University of Nevada
Mike Ressel is research geologist and assistant professor at the Nevada Bureau of Mines and Geology and University of Nevada, Reno, U.S.A. His current research interests are in regional magmatic and tectonic controls on ore deposits, including those that led to formation of Nevada’s giant Carlin-type gold deposits. Mike conducts regional mapping and geochronology in the Great Basin as a basis for metallogenic studies. He also teaches graduate and undergraduate courses in economic geology and advises several Ph.D. and M.S. students on field-oriented studies in the Great Basin as part of the Center for Research in Economic Geology. Prior to his current assignment, Mike worked in district and grassroots exploration, development, and mining geology for about 20 years for Newmont, Kinross, and Victoria Resources including as chief geologist for North America at Newmont from 2012-14. His work experience includes the US Cordillera, Canada, Alaska, Mexico, Africa, and Australia on precious- and base-metal deposits ranging from Carlin-type, orogenic, epithermal, porphyry, and skarn.

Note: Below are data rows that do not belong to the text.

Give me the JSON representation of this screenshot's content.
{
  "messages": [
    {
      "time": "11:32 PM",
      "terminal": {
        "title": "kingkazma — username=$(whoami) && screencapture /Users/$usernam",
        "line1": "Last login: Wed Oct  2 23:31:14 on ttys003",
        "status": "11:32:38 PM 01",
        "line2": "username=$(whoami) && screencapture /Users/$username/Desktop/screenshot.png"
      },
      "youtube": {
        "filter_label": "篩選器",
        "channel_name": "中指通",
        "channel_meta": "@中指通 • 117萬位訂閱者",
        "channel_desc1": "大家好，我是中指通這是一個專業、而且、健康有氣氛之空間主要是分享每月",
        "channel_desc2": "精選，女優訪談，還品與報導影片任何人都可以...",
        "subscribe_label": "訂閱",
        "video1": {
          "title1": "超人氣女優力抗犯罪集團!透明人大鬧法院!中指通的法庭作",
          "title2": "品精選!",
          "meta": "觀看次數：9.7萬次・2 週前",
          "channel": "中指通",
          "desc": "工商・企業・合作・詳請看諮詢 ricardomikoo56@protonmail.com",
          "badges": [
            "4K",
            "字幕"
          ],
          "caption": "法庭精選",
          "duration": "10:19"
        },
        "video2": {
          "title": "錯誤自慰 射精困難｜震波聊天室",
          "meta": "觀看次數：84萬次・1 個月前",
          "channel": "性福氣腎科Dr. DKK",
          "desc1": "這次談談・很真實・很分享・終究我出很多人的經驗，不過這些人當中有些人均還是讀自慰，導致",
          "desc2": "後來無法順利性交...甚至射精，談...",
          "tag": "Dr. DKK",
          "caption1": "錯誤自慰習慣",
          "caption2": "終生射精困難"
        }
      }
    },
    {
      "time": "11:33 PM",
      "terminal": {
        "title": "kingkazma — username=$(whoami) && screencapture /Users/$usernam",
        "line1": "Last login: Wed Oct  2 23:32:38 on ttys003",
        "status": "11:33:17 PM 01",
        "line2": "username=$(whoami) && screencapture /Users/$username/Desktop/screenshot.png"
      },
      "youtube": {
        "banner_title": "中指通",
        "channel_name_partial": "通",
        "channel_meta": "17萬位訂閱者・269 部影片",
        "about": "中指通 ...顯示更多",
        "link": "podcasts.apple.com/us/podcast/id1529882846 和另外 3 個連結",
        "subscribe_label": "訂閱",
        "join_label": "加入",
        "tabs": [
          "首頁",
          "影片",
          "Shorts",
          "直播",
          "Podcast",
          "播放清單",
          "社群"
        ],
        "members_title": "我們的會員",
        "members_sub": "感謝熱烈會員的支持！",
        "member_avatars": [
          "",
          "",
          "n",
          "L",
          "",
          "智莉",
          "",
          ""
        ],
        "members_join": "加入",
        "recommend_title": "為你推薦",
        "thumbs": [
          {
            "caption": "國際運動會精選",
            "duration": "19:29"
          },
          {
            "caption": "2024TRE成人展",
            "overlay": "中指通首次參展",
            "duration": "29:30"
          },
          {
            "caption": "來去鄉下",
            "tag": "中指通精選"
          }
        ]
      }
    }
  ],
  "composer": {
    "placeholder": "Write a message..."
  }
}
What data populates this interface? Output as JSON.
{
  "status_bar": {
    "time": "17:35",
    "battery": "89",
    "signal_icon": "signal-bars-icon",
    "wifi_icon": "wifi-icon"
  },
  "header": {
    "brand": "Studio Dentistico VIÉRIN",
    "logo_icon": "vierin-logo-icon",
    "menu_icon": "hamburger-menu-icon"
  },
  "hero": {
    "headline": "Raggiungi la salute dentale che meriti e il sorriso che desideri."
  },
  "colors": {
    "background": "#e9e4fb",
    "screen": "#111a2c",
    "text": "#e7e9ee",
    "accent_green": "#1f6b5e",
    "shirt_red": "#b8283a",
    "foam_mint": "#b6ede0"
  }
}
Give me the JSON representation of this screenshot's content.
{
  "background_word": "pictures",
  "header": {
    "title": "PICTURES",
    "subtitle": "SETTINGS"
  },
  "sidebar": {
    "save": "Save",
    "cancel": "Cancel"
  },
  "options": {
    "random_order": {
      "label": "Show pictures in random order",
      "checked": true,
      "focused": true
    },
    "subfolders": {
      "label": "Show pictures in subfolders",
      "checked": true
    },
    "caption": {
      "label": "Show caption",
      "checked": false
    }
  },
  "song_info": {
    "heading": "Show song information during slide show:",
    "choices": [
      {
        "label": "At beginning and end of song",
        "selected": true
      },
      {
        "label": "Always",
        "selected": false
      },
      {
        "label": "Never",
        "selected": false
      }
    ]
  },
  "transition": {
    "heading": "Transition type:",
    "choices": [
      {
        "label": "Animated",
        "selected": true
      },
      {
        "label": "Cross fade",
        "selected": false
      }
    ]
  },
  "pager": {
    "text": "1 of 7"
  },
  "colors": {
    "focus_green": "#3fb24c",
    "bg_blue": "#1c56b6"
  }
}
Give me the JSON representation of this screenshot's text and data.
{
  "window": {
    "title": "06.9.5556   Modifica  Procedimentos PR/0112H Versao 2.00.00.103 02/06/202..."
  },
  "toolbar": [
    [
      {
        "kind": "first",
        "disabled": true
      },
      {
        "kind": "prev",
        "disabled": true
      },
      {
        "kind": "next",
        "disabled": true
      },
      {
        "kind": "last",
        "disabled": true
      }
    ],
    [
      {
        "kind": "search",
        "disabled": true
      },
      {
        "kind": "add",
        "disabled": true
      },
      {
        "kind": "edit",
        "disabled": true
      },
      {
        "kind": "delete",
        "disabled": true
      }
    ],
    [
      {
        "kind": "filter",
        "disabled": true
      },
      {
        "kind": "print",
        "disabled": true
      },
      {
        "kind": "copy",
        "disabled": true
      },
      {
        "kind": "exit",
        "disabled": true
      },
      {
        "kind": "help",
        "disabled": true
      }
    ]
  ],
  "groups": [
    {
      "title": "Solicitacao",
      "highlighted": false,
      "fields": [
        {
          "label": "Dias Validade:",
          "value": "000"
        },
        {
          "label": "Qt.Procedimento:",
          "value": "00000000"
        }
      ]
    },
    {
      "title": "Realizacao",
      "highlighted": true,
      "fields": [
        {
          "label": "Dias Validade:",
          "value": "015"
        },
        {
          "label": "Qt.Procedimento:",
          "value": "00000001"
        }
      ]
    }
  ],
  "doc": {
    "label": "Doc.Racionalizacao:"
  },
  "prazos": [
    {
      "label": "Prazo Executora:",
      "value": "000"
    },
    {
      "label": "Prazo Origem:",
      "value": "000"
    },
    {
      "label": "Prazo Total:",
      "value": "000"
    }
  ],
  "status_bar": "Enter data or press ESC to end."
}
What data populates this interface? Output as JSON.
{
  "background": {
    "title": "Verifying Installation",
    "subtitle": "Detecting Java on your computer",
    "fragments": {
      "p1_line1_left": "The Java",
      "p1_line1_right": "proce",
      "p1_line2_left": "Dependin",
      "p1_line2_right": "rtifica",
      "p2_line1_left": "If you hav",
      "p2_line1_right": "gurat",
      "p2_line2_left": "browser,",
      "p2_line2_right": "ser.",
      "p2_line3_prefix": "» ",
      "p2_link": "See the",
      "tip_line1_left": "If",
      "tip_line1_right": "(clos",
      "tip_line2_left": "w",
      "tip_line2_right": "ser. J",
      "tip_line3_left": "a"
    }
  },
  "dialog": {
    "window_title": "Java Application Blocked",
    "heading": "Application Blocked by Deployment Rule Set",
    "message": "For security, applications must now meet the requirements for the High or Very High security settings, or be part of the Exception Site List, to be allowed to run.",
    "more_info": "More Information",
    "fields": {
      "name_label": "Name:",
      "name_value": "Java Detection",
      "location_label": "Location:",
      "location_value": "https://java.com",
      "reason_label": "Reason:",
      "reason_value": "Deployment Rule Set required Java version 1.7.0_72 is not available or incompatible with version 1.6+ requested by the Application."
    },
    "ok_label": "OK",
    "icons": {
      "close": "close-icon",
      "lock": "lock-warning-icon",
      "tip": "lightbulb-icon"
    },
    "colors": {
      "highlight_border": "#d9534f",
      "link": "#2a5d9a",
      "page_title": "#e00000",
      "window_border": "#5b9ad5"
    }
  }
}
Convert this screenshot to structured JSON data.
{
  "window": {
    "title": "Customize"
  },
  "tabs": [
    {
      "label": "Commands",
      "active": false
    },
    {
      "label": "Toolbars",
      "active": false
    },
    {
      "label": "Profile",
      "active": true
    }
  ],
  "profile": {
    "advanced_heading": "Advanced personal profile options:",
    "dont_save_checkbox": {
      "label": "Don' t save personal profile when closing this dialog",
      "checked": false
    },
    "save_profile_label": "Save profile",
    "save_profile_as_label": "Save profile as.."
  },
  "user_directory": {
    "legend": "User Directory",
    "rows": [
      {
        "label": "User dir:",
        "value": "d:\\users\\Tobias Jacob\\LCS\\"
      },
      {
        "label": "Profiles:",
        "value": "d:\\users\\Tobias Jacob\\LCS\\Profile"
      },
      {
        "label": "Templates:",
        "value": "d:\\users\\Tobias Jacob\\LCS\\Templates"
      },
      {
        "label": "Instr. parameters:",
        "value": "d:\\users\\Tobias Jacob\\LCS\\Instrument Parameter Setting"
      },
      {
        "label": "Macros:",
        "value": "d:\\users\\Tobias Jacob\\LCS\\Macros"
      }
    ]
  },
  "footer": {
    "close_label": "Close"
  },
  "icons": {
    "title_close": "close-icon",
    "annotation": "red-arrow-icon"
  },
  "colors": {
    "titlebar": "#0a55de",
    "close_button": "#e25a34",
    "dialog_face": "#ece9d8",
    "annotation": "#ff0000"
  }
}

Mike was the 2006 recipient of the Brian J. Skinner award from the Society of Economic Geologists for a paper on the link between Carlin-type gold deposits and continental arc magmatism. He obtained his Ph.D from the University of Nevada, Reno.